    Administrators and staff are able to consume all blog entries in a feed regardless of the marker tag. If you don't have access to your RSS feed and are unable to mark them with CodeProject you may request that we turn this feature on for you.

  7. Are formats other than RSS supported?

    Not at the moment but if there is demand for this we will consider adding support.

  8. How often does content get pulled down from my blog?

    Typically on a nightly basis.

  9. Will I have as great an audience with blog articles as with regular articles?

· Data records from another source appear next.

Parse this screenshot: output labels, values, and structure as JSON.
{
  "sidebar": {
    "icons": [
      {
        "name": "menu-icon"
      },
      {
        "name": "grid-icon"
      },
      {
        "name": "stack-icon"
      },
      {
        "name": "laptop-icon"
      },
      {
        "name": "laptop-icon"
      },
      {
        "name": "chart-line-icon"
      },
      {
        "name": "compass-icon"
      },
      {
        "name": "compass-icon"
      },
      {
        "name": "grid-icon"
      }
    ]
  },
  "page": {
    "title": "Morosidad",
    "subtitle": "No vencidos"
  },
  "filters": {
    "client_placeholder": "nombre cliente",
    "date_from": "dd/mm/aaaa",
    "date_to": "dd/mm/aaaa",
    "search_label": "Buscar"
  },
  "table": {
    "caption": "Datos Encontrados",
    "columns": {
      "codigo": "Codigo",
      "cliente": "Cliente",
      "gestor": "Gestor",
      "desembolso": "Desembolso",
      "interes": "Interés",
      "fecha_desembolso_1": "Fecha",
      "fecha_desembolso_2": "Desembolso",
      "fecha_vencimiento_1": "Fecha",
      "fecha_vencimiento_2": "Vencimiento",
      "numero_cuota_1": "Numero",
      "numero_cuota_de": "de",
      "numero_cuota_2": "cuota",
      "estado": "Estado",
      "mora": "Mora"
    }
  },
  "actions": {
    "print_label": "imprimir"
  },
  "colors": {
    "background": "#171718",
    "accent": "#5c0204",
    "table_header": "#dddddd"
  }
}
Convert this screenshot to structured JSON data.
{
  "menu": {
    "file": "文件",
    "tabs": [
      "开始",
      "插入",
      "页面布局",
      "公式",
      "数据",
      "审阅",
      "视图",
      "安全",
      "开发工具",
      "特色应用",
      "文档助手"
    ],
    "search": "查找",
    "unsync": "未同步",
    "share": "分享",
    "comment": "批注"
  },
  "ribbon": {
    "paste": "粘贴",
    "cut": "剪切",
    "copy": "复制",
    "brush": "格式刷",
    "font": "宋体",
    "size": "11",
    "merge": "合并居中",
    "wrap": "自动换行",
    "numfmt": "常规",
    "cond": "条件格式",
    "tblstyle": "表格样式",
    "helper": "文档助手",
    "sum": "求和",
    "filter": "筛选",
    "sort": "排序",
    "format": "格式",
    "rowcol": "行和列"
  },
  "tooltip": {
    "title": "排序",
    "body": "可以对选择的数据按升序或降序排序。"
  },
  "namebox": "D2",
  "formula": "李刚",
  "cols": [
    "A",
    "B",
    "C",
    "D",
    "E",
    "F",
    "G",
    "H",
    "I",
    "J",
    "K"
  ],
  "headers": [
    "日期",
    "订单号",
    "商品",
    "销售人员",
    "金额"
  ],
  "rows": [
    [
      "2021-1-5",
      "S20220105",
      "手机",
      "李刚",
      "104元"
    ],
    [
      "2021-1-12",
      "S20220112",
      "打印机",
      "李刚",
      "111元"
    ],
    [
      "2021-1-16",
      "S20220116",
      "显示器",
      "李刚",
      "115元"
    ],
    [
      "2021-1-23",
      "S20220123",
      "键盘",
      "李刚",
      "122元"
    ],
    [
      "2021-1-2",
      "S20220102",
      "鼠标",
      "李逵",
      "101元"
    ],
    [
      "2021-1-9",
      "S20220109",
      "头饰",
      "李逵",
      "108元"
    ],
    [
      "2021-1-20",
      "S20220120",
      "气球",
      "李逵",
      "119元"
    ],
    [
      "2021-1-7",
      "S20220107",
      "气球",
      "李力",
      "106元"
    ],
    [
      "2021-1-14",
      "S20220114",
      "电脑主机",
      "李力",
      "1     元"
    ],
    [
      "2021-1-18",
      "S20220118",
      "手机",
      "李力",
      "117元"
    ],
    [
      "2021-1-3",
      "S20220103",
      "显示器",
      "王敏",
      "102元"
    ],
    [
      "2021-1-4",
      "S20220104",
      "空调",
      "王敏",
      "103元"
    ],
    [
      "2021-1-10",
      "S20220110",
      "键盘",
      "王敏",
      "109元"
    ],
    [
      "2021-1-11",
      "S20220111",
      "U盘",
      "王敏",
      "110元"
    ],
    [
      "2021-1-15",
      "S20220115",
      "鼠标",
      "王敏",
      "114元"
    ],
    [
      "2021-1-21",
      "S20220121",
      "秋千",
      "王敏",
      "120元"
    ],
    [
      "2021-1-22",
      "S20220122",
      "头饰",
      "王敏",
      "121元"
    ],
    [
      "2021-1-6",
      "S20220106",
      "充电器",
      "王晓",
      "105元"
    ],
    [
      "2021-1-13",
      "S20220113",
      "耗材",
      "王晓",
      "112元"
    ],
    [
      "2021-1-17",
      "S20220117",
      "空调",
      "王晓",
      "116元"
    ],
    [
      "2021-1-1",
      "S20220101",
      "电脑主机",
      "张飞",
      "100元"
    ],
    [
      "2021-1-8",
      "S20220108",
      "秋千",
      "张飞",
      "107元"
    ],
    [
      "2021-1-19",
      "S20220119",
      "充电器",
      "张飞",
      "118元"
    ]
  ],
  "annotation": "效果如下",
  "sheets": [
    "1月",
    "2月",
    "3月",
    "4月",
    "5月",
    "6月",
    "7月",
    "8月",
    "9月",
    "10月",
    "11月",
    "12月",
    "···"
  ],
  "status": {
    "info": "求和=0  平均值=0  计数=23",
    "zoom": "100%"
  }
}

    Yes. Everywhere you currently see regular "hand-written" articles, Technical Blog articles will also be visible. Pages that list articles will have an option to filter out Technical Blog articles however. Though the default is to list all article types.

  10. Do you support <content:encoded>?

    Yes. If we find this element in your feed it will be taken as the article's content. Which means the <description> element will then be used only for the article description. If there is no <content:encoded> element we use <description> as article description and content.

  11. What is 'LastPolled' and how does it differ from 'LastUpdated'?

    The 'Last Polled' column indicates when your RSS feed was last polled for new content. A date/time here indicates that your feed URL is valid and was successfully read. Conversely, if you see 'Never' this means either your URL was not reachable or does not contain a valid RSS feed.

    The 'Last Updated' column indicates when new content last aggregated as articles. If you see 'Never' this means no articles have ever been created from your RSS feed.